“Standard & Poor’s was a trigger for the destruction of our economy,” Madigan said. “While the big banks and lenders built mortgage-backed bombs, it was S&P’s faulty ratings that detonated them.”
In a Nov. 7 decision, Cook County, Illinois, Circuit Court Judge Mary Anne Mason rejected defense arguments that ratings firms’ opinions were protected by constitutional guarantees of free speech.
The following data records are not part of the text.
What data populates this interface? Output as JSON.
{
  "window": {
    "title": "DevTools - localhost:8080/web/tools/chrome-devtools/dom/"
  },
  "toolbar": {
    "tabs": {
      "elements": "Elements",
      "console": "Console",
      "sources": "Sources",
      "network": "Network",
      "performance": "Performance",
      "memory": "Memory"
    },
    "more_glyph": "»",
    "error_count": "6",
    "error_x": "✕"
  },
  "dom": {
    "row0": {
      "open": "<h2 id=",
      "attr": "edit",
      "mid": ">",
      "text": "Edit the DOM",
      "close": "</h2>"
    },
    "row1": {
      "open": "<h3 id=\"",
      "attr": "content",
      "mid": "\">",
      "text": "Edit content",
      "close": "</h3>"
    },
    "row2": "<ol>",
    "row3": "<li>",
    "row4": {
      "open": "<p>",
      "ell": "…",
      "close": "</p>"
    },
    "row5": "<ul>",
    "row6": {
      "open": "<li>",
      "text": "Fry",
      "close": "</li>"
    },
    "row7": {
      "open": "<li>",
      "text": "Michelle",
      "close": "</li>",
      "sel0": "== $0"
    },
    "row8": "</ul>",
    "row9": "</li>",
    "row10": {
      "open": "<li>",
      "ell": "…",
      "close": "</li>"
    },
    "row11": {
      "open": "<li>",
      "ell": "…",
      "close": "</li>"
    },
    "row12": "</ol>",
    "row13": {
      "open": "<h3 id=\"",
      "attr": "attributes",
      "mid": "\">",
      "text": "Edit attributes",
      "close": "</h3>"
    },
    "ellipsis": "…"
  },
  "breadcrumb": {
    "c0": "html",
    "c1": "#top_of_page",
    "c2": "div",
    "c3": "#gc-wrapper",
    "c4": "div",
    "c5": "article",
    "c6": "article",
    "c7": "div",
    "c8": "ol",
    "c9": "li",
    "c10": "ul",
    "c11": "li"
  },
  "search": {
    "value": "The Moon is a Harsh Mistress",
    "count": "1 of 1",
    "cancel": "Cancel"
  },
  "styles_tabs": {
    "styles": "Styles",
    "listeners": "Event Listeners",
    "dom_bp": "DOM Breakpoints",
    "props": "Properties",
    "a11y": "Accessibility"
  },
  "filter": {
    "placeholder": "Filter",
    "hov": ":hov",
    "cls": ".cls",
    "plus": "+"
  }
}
A status conference is scheduled for March 26.
In 2009, then-Ohio Attorney General Richard Cordray sued S&P, Moody’s and Fitch at the U.S. court in Columbus, accusing the firms of issuing faulty ratings that caused five public employee pension funds, on whose behalf he sued, to buy money- losing investments.
U.S. District Judge James L. Graham threw out the case in September 2011, ruling the ratings were “predictive opinions,” and that absent specific allegations of intent to defraud, the firms could not be held liable.
A Cincinnati-based federal appeals court unanimously upheld that decision in December.
Cordray was appointed by President Barack Obama in January 2012 as director of the federal Consumer Financial Protection Bureau in Washington.
In November, an Australian judge ruled S&P misled investors by giving its highest credit grade to securities whose value plunged during the global financial crisis.
The companies also face European Union curbs on how they update markets about the quality of government debt under plans approved by the bloc’s lawmakers last month.
Some governments in the EU, including France and Germany, have called for tougher rules on ratings companies, saying their decisions risk harming the bloc’s fight against its fiscal crisis.
The case is U.S. v. McGraw-Hill, 13-00779, U.S. District Court, Central District of California (Los Angeles).